August 2007 Cover
Simon Gathercole's What Did Paul Really Mean? article in terms of Dogmas, Doctrines, Distinctives, and Details.*
Dogmas. Since the New Perspective focuses narrowly on what Paul says about Justification, which strikes at the heart of Soteriology (the means by which God planned to save mankind), it must be taken seriously. The issue is when the New Perspective is applied to Paul as his dedication “to warning against exclusivist national righteousness” (25) to the destruction of Justification. Gathercole does well critiquing the new perspective while saying that Jews still need to hear the gospel. The crux of his argument is rightfully “Christian faith” not as an add on to life, but something that “requires a complete reorientation of our whole attitude” and “response to God's specific promises” (27). His conclusion describing “what kind of faith” the bible defines and “what is wrong with works of the law” deserves a hearty “amen!” as he stresses that Paul “stresses that God is the sole operator in salvation” (28). Ultimately, he hits the nail on the head by stating that “true unity comes not at the expense of doctrine, but precisely around the central truths of the gospel” (27).

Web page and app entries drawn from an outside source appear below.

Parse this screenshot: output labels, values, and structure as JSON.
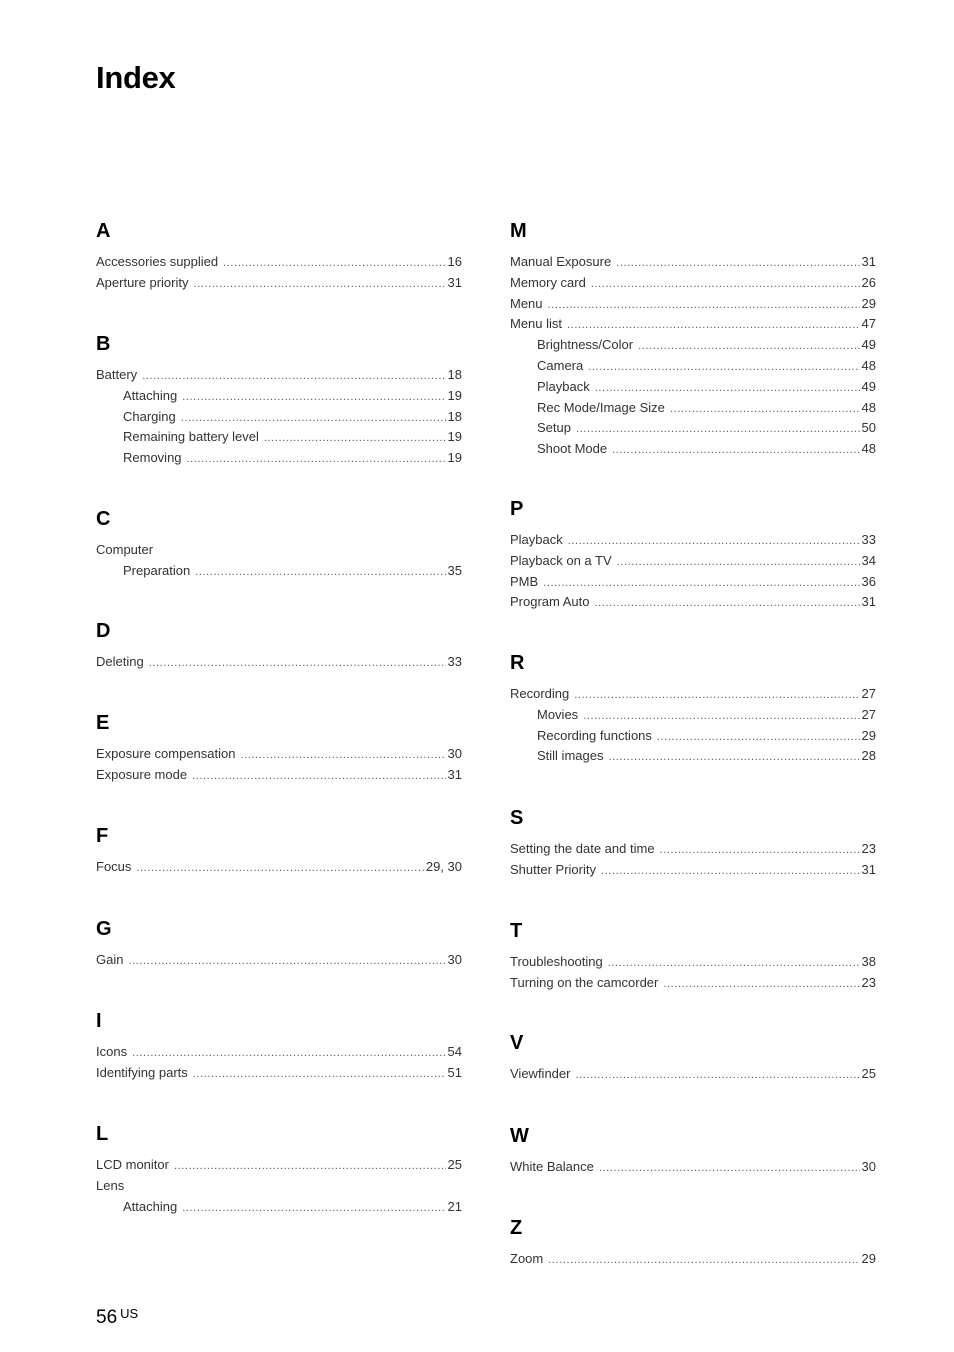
{
  "title": "Index",
  "left_column": [
    {
      "letter": "A",
      "entries": [
        {
          "label": "Accessories supplied",
          "page": "16",
          "sub": false
        },
        {
          "label": "Aperture priority",
          "page": "31",
          "sub": false
        }
      ]
    },
    {
      "letter": "B",
      "entries": [
        {
          "label": "Battery",
          "page": "18",
          "sub": false
        },
        {
          "label": "Attaching",
          "page": "19",
          "sub": true
        },
        {
          "label": "Charging",
          "page": "18",
          "sub": true
        },
        {
          "label": "Remaining battery level",
          "page": "19",
          "sub": true
        },
        {
          "label": "Removing",
          "page": "19",
          "sub": true
        }
      ]
    },
    {
      "letter": "C",
      "entries": [
        {
          "label": "Computer",
          "page": "",
          "sub": false
        },
        {
          "label": "Preparation",
          "page": "35",
          "sub": true
        }
      ]
    },
    {
      "letter": "D",
      "entries": [
        {
          "label": "Deleting",
          "page": "33",
          "sub": false
        }
      ]
    },
    {
      "letter": "E",
      "entries": [
        {
          "label": "Exposure compensation",
          "page": "30",
          "sub": false
        },
        {
          "label": "Exposure mode",
          "page": "31",
          "sub": false
        }
      ]
    },
    {
      "letter": "F",
      "entries": [
        {
          "label": "Focus",
          "page": "29, 30",
          "sub": false
        }
      ]
    },
    {
      "letter": "G",
      "entries": [
        {
          "label": "Gain",
          "page": "30",
          "sub": false
        }
      ]
    },
    {
      "letter": "I",
      "entries": [
        {
          "label": "Icons",
          "page": "54",
          "sub": false
        },
        {
          "label": "Identifying parts",
          "page": "51",
          "sub": false
        }
      ]
    },
    {
      "letter": "L",
      "entries": [
        {
          "label": "LCD monitor",
          "page": "25",
          "sub": false
        },
        {
          "label": "Lens",
          "page": "",
          "sub": false
        },
        {
          "label": "Attaching",
          "page": "21",
          "sub": true
        }
      ]
    }
  ],
  "right_column": [
    {
      "letter": "M",
      "entries": [
        {
          "label": "Manual Exposure",
          "page": "31",
          "sub": false
        },
        {
          "label": "Memory card",
          "page": "26",
          "sub": false
        },
        {
          "label": "Menu",
          "page": "29",
          "sub": false
        },
        {
          "label": "Menu list",
          "page": "47",
          "sub": false
        },
        {
          "label": "Brightness/Color",
          "page": "49",
          "sub": true
        },
        {
          "label": "Camera",
          "page": "48",
          "sub": true
        },
        {
          "label": "Playback",
          "page": "49",
          "sub": true
        },
        {
          "label": "Rec Mode/Image Size",
          "page": "48",
          "sub": true
        },
        {
          "label": "Setup",
          "page": "50",
          "sub": true
        },
        {
          "label": "Shoot Mode",
          "page": "48",
          "sub": true
        }
      ]
    },
    {
      "letter": "P",
      "entries": [
        {
          "label": "Playback",
          "page": "33",
          "sub": false
        },
        {
          "label": "Playback on a TV",
          "page": "34",
          "sub": false
        },
        {
          "label": "PMB",
          "page": "36",
          "sub": false
        },
        {
          "label": "Program Auto",
          "page": "31",
          "sub": false
        }
      ]
    },
    {
      "letter": "R",
      "entries": [
        {
          "label": "Recording",
          "page": "27",
          "sub": false
        },
        {
          "label": "Movies",
          "page": "27",
          "sub": true
        },
        {
          "label": "Recording functions",
          "page": "29",
          "sub": true
        },
        {
          "label": "Still images",
          "page": "28",
          "sub": true
        }
      ]
    },
    {
      "letter": "S",
      "entries": [
        {
          "label": "Setting the date and time",
          "page": "23",
          "sub": false
        },
        {
          "label": "Shutter Priority",
          "page": "31",
          "sub": false
        }
      ]
    },
    {
      "letter": "T",
      "entries": [
        {
          "label": "Troubleshooting",
          "page": "38",
          "sub": false
        },
        {
          "label": "Turning on the camcorder",
          "page": "23",
          "sub": false
        }
      ]
    },
    {
      "letter": "V",
      "entries": [
        {
          "label": "Viewfinder",
          "page": "25",
          "sub": false
        }
      ]
    },
    {
      "letter": "W",
      "entries": [
        {
          "label": "White Balance",
          "page": "30",
          "sub": false
        }
      ]
    },
    {
      "letter": "Z",
      "entries": [
        {
          "label": "Zoom",
          "page": "29",
          "sub": false
        }
      ]
    }
  ],
  "footer": {
    "page_number": "56",
    "region": "US"
  }
}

Doctrines. Since New Perspective scholars still agree with the traditional meaning of faith, they cannot be called heterodox, but since “advocates of this approach believe that the many cherished concerns of the Protestant Reformation were either wrong or ill-directed” (22) their theology must be addressed since full grown it can violate Christian Dogmas. Areas that New Perspective proponents need to be cautious include: emphasizing that Jews did not think in terms of works-righteousness since Old Testament passages and Rabbinical documents teach that “obedience to the law was rewarded on judgment day” (26) and overemphasizing the collective nature of God's works in Salvation History to the detriment of individual responses to the Gospel. The most destructive is when proponents “confuse the content of justification with its application” so that the inclusion of Gentiles is promoted over the removal of sin, which if unchecked can lead to Universalism, or worse create a theology with no way for anyone to be reckoned righteous before God (26).
Gathercole beautifully highlights the inner workings of Justification, though these need not be understood precisely in order for one to be saved. He explains how Justification is “both a legal declaration of our status and a statement about our relationship with God” in which righteousness is imputed to us and there is nothing that can separate a justified person from God (27).
Distinctives. As far the New Perspective just sees the ramifications of their understandings on Paul as highlighting God's election of the Jewish nation, Christians should have little reason to quarrel. Sanders concern “about anti-Jewish tendencies in the old perspective and its portrayal of Judaism as inferior to Christianity” (24) should be taken seriously by more Christians. Gathercole's agreement addresses an old sore spot for Christians stating “There can be no place in the church for cheap caricatures of Judaism” (26). In fact, Sanders understanding that “observing the law merely kept Jews in the covenant established by God” was seen as a major contribution until it was poorly applied to Pauline studies (24-25). Christians should learn from Sanders, as Gathercole's affirms, of the fact that traditional Protestants can wrongly read Roman Catholic works-righteousness back into Judaism (26).
Details. Much of the debate seems to be largely irrelevant to modern day believers since it focuses on Rabbinic Soteriology. Gathercole states that this “is actually more a new perspective on Judaism than on Paul” since it “reacts against the traditional idea that Jews in Paul's day believed they could accumulate merit before God by their deeds” (24). Even if the assertion that “In the Old Perspective, works of the law are human acts of righteousness performed in order to gain credit before God. In the new perspective, works of the law are elements of Jewish law that accentuate Jewish privilege and mark out Israel from other nations” (24) is true, then it has little affect on Modern believers.
*Dogmas are theories directly impacting God's mission to reconcile all people to Himself (orthodoxy & orthopraxy required).
Doctrines indirectly impact God's mission (and are thus vitally important), but people can fail to interact with or understand them accurately (essential to orthodoxy, not orthopraxy).
Distinctives don't affect the orthopraxy of salvation, but will impact the orthopraxy of a church.
Details have little to no effect on orthodoxy or orthopraxy.